Every day in American schools, teachers welcome more students whose first language is something other than English.
According to the Pew Research Center, this demographic trend will only grow exponentially in coming years. In fact, Pew estimates up to 93% of our population will come from immigrant populations and their children by the year 2050.
What do these numbers mean for schools? Here’s the short answer: schools will need better ways to teach language generally, and academic language in particular.
Why the importance? When students don’t master academic language, they’re at greater risk for falling behind or even dropping out of school.
The Language of Textbooks
Learning to speak, read, and write in English can be challenging enough.
But without knowing academic language (e.g., general-instruction words like “summarize,” math words like “times” as another way to say “multiplied by,” or science words like “hypothesis”), English language learners can quickly fall behind in their progress. Read more »
Peeked inside a typical classroom lately? If so, you’re likely to see one teacher surrounded by an increasingly diverse group of students–each with unique learning needs.
What’s more, that ‘typical’ classroom is filled with students who are anything but typical.
For one thing, there’s really no such thing as an average student.
Each class might contain students who struggle with reading or math, students who don’t yet speak English, and students with disabilities. On the other end of the spectrum are the gifted students who may need more challenges to stay engaged.
How on earth can one teacher meet the needs of all these diverse learners? Read more »
Let’s face it—not many kids are interested in reciting their multiplication tables or practicing addition when they’ve got video games to play, TV to watch, and technology to explore.
Unfortunately, too many parents and educators automatically assume that video games are mere time wasters, as mentioned in our earlier discussion about game-based learning.
Of course, sorting out the effective math games from the mediocre ones can be a challenge. Not every game is equal when it comes to producing lasting learning. So, what to do? Read more »
At Imagine Learning, we’re quite familiar with the variety of opinions surrounding the Common Core State Standards (CCSS).
Although our own programs are aligned with multiple state standards (and not just the CCSS), we know what most educators are thinking on the subject. Here, we share a few of our findings.
What the Data Say
In August of 2015 a nationwide PDK/Gallup poll revealed that a majority of respondents oppose the teaching of Common Core.

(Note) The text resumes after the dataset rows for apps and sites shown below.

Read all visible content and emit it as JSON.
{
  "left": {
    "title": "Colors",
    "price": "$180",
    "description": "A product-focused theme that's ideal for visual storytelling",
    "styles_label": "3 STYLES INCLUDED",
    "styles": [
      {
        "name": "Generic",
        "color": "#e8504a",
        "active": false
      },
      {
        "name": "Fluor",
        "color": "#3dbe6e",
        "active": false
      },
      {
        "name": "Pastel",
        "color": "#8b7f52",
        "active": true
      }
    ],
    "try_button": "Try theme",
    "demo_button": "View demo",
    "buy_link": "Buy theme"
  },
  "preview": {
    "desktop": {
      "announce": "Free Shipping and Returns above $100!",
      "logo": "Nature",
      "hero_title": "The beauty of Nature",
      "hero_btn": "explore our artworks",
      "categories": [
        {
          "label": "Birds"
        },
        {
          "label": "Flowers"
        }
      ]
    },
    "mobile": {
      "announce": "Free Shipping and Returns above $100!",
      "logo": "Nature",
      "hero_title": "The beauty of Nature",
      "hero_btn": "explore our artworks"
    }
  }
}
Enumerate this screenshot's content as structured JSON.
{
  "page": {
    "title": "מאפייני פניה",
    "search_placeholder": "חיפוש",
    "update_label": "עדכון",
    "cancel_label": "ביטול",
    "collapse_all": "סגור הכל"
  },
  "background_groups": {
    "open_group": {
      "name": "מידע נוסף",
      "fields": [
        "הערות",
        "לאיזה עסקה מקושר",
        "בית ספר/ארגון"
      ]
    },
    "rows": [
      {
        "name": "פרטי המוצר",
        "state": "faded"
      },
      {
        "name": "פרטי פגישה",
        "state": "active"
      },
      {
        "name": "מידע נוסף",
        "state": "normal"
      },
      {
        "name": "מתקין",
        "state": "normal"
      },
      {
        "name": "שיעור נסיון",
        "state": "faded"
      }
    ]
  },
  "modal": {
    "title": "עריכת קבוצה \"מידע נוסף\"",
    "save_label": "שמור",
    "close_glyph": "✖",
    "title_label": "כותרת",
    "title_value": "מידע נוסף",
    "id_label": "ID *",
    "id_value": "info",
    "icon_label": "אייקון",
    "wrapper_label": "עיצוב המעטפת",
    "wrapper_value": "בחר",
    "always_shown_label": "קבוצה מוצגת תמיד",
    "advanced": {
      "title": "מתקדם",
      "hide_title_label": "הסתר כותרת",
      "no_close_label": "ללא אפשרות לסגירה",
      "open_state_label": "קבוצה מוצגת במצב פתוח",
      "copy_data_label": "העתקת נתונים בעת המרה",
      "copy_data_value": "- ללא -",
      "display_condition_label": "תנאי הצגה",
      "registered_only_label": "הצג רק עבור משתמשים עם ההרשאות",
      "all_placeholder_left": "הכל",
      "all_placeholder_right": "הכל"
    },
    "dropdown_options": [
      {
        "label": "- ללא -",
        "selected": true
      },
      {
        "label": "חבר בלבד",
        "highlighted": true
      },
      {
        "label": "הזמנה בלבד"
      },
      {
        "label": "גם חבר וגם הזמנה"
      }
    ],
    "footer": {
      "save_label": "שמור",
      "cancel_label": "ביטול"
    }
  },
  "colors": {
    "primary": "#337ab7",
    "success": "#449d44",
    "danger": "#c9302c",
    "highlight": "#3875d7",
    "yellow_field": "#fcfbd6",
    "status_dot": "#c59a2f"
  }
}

Interestingly, black and Hispanic respondents showed a lower level of opposition, at just 35 and 50 percent respectively.
In an earlier (2013) poll by PDK/Gallup, 72 percent of those polled indicated that they trust public school educators. But the same respondents also assume most educators oppose the CCSS, a view not aligned with the data.
In reality, 75 percent of educators support CCSS standards. Read more »
Ask a typical educator about game-based learning and video games in school, and expect at least some skeptical responses.
Many educators and parents worry about gaming as an educational tool.
Research on the educational worth of video games has been mixed, and some educators point out the fact that most data come from short-term studies.
While research on educational software is still young, increasing evidence points to positive outcomes for today’s students—despite the prevalence of headlines linking video games to bad behavior or lukewarm learning outcomes.
According to James Gee, an education professor at Arizona State University, blaming all video games for poor results is like blaming all food for the existence of obese people.1 Read more »